vSprawl is a full 3D model with geometric similarity to robot
- Rigid body with six legs
- Linear pneumatic actuators (variable force)
- Spring-damper rotational joints in sagittal plane
- Friction and ground contact models
We built a detailed dynamic model in order to:
1) Test hypotheses for improved locomotion such as:
Increasing back leg stroke yields faster running
There is an optimal leg stiffness/angle configuration for a particular terrain (if so, what is it?)
2) Explore the space of locomotion “mechanisms”:
What changes in Sprawl would improve fit to SLIP model?
What are the trade off’s for such a change?
Movie of sprawl running
Sprawl.avi (2.6 meg)
Note: movie is slowed to about 1/30 of actual speed.

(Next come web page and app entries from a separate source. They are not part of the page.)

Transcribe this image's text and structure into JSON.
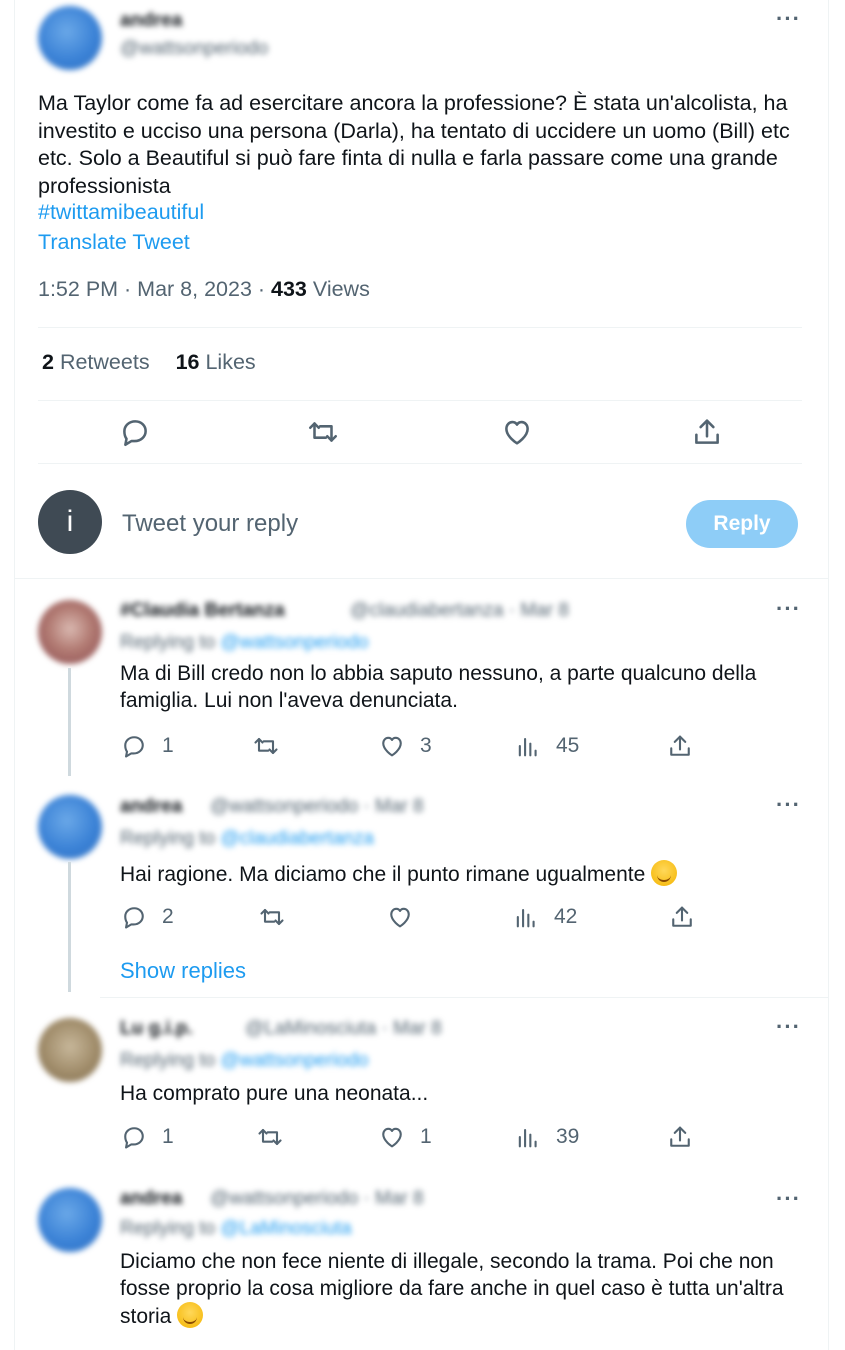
{
  "main_tweet": {
    "author_name": "andrea",
    "author_handle": "@wattsonperiodo",
    "text": "Ma Taylor come fa ad esercitare ancora la professione? È stata un'alcolista, ha investito e ucciso una persona (Darla), ha tentato di uccidere un uomo (Bill) etc etc. Solo a Beautiful si può fare finta di nulla e farla passare come una grande professionista",
    "hashtag": "#twittamibeautiful",
    "translate_label": "Translate Tweet",
    "time": "1:52 PM · Mar 8, 2023 · ",
    "views_count": "433",
    "views_label": " Views",
    "retweets_count": "2",
    "retweets_label": " Retweets",
    "likes_count": "16",
    "likes_label": " Likes",
    "more_label": "···"
  },
  "reply_box": {
    "avatar_letter": "i",
    "placeholder": "Tweet your reply",
    "button_label": "Reply"
  },
  "replies": [
    {
      "name": "#Claudia Bertanza",
      "handle_line": "@claudiabertanza · Mar 8",
      "replying_prefix": "Replying to ",
      "replying_to": "@wattsonperiodo",
      "text": "Ma di Bill credo non lo abbia saputo nessuno, a parte qualcuno della famiglia. Lui non l'aveva denunciata.",
      "replies": "1",
      "retweets": "",
      "likes": "3",
      "views": "45"
    },
    {
      "name": "andrea",
      "handle_line": "@wattsonperiodo · Mar 8",
      "replying_prefix": "Replying to ",
      "replying_to": "@claudiabertanza",
      "text": "Hai ragione. Ma diciamo che il punto rimane ugualmente",
      "replies": "2",
      "retweets": "",
      "likes": "",
      "views": "42"
    },
    {
      "name": "Lu g.i.p.",
      "handle_line": "@LaMinosciuta · Mar 8",
      "replying_prefix": "Replying to ",
      "replying_to": "@wattsonperiodo",
      "text": "Ha comprato pure una neonata...",
      "replies": "1",
      "retweets": "",
      "likes": "1",
      "views": "39"
    },
    {
      "name": "andrea",
      "handle_line": "@wattsonperiodo · Mar 8",
      "replying_prefix": "Replying to ",
      "replying_to": "@LaMinosciuta",
      "text": "Diciamo che non fece niente di illegale, secondo la trama. Poi che non fosse proprio la cosa migliore da fare anche in quel caso è tutta un'altra storia"
    }
  ],
  "show_replies_label": "Show replies",
  "icons": {
    "comment": "comment-icon",
    "retweet": "retweet-icon",
    "like": "heart-icon",
    "share": "share-icon",
    "views": "views-icon"
  },
  "colors": {
    "link": "#1d9bf0",
    "muted": "#536471",
    "reply_button": "#8ecdf7"
  }
}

Description of the model and its calibration
This first slide shows a diagram of the piston model used in the ADAMS simulation next to a picture of the actual robotics leg. The piston is driven by a valve controlled 100psi pressure source. When the valve is opened the pressure in the piston rises in an approximately exponential fashion. When the pressure is vented, a spring inside of the piston retracts the leg. The spring stiffness, piston damping, and time constant for the pressure rise were all tuned to match the physical system.
The pressure and force profiles for a leg held a fixed distance above the ground are shown in this slide comparing the actuation profiles of the model and the robot. Also shown is the stimulus and force profiles from an insect leg. One of the advantages of using pneumatics is the roughly biomimetic force profiles generated by the thrusting legs.
Each leg of the model contains a hip model including a passive revolute joint meant to capture the effect of the robot's compliant hip flexures. Each joint has both a stiffness and damping associated with it. A static calibration was carried out to determine the stiffness of each joint. In addition a dynamic calibration was performed via high speed video to determine the effective damping of each leg.
An accurate calibration of the model to the physical parameters of the robot gives vSprawl what in this video appears to be sprawita-like motion. A better measure, however, of the models ability to capture the essential dynamics of the robot can be seen in looking at the ground reaction force. The vertical and horizontal whole body GRFs show that there is indeed a striking similarity between the two, not only in magnitude and profile, but also in phasing. Further investigation into the individual leg GRFs shows that while not exactly the same as the robot, each leg provides a similar function: the front legs lift and slow the robot, while the middle and rear legs provide most of the forward thrust. In both case, comparison with insect data shows that the rear legs drag that the end of the stroke, an inefficiency that insects do not share.
Of interest in controlling the robot is the the following plot showing
the speed vs. stride period of the robot
versus the model. Of particular note is the fact that the both curves
show a similar bi-linear trend, with a peak at the same actuation frequency.
One reason the model runs faster than the robot is the unmodeled effect
of the drag of the robot's tether on the treadmill. One more good
reason to go untethered!
Some future work and guiding questions:
How can Sprawlita be made more efficient?
What changes need to make rear leg extensors effective?
Would adding axial compliance to legs help?
What would be the cost/benefit of such changes?
What changes in leg angles and thrust timing are needed?
How would the robot respond to rough terrain, perturbations?
What are the effects of adding horizontal sprawl?
Greater horizontal stability?
At what cost to speed, efficiency?
Insight into scaling laws:
What do I need to change to make a micro sprawl?